Seriously though, the similarities between this new Punisher film and Tim Burton’s “Batman” are striking. There’s a good fifteen minutes or so of Billy Rossoti/Jigsaw scenes that are seemingly photocopied from the opening Jack Napier/Joker scenes in that 1989 ground breaker. Alas, Dominic West is no Jack Nicholson. He does kill several people and spends most of the movie terrorizing a widow and her young daughter, but his shtick gets tired pretty quickly, especially with the ample amount of screen time he takes up (another similarity to Batman, where the main villain threatened to dominate the picture). Frankly, his brother ‘Loony Bin Jim’ registers as a more compelling villain, even if the over-the-top theatrics negate Doug Hutchison’s best quality – his ability to play low-key savagery.
Oh, and during that glass bottle munching factory scene, Frank Castle inexplicably kills a federal agent by accident, which sets a chain of events in motion that puts everyone around him in mortal peril (including the MIA Wayne Knight, as Castle’s only friend). More so than any of the other movies, The Punisher is directly responsible for the mayhem and chaos that goes down. As the plot unfolds, we quickly realize that if Castle had simply stayed out of the way, pretty much every bad guy that is targeted by Castle would have been arrested on capital charges in a matter of days anyway.

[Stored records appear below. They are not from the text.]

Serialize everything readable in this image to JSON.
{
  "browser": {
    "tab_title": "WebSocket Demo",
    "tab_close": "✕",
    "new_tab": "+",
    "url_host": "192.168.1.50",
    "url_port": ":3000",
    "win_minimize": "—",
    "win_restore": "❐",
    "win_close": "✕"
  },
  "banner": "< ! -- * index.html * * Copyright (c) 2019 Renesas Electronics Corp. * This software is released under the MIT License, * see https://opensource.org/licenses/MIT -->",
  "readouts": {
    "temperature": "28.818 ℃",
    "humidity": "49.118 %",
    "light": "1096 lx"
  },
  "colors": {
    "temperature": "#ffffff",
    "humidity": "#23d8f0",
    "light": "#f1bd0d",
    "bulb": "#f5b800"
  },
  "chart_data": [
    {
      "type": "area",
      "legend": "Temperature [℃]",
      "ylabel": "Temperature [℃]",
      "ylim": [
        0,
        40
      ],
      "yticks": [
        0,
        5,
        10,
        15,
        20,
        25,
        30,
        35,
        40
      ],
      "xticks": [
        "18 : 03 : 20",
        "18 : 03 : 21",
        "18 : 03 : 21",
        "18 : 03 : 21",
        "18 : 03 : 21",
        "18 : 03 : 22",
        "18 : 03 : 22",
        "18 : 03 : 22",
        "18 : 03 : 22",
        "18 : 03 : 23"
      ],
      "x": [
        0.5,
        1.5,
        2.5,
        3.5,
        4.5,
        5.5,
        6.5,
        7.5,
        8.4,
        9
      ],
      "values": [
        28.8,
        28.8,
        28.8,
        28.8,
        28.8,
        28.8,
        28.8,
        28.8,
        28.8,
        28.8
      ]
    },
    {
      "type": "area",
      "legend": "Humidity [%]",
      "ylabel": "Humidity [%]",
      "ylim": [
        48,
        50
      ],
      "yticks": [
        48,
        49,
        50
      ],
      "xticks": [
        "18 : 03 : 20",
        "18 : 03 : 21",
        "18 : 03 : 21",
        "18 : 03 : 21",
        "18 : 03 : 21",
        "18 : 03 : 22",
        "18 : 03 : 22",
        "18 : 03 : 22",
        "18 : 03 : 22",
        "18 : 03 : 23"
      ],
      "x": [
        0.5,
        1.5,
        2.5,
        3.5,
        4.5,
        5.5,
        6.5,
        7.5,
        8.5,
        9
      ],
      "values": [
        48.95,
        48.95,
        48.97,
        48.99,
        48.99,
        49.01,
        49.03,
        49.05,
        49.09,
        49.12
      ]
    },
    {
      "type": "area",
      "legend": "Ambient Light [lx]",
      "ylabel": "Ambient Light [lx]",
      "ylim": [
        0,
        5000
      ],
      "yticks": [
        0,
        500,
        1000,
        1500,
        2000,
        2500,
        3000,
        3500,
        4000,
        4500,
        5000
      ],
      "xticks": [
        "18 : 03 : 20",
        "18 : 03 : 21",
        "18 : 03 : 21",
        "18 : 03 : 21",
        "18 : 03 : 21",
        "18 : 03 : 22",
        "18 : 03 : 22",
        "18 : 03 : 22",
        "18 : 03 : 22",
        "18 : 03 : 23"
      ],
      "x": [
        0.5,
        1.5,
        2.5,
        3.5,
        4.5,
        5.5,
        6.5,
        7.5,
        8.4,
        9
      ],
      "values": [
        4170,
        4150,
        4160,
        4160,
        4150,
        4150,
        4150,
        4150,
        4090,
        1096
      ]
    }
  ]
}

But this is not a film that overtly questions the nature of Castle’s murderous quest, and in the end he learns that it’s OK to kill cops because it’s a war and sometimes there’s collateral damage. Even the murdered cop’s ex-partner eventually comes around to Castle’s way of thinking, as do the widow and daughter of Castle’s whoopsie. The film even creepily allows the daughter to form an emotional attachment to the man who killed her father and caused her and her mother to be in constant jeopardy for literally the entire film.
The problem with this whole thread is that it removes the fantasy element from the character. Although this is easily the most fantastical and cartoonish of the three Punisher films, it tries to inject real-life consequences to Castle’s murderous vigilantism and still expect us to root for him. Sorry, but the fantasy of Castle is that he only kills the bad guys and never targets the innocent. Once you remove that criteria, then it is impossible to justify the concept of The Punisher, even in a fantasy scenario.
So we know have three distinctly different Punisher films. We have a low-budget B-movie, a moderately budgeted action picture that emphasizes character over carnage, and then finally this moderately budgeted and exceptionally violent cartoon. One could argue that cartoonish is the way to go for this patently ridiculous character, but the infusion of real-world consequences neutralizes the fun.
Although it’s possible to enjoy the first act and third act carnage without paying attention to the plot mechanics, the storyline itself continuously reminds us of the fallacy of Castle’s quest. After all, what’s the point of enjoying the fantasy of a murderous vigilante who punishes the guilty when the whole film keeps reminding us of the terrible consequences of his vengeful actions?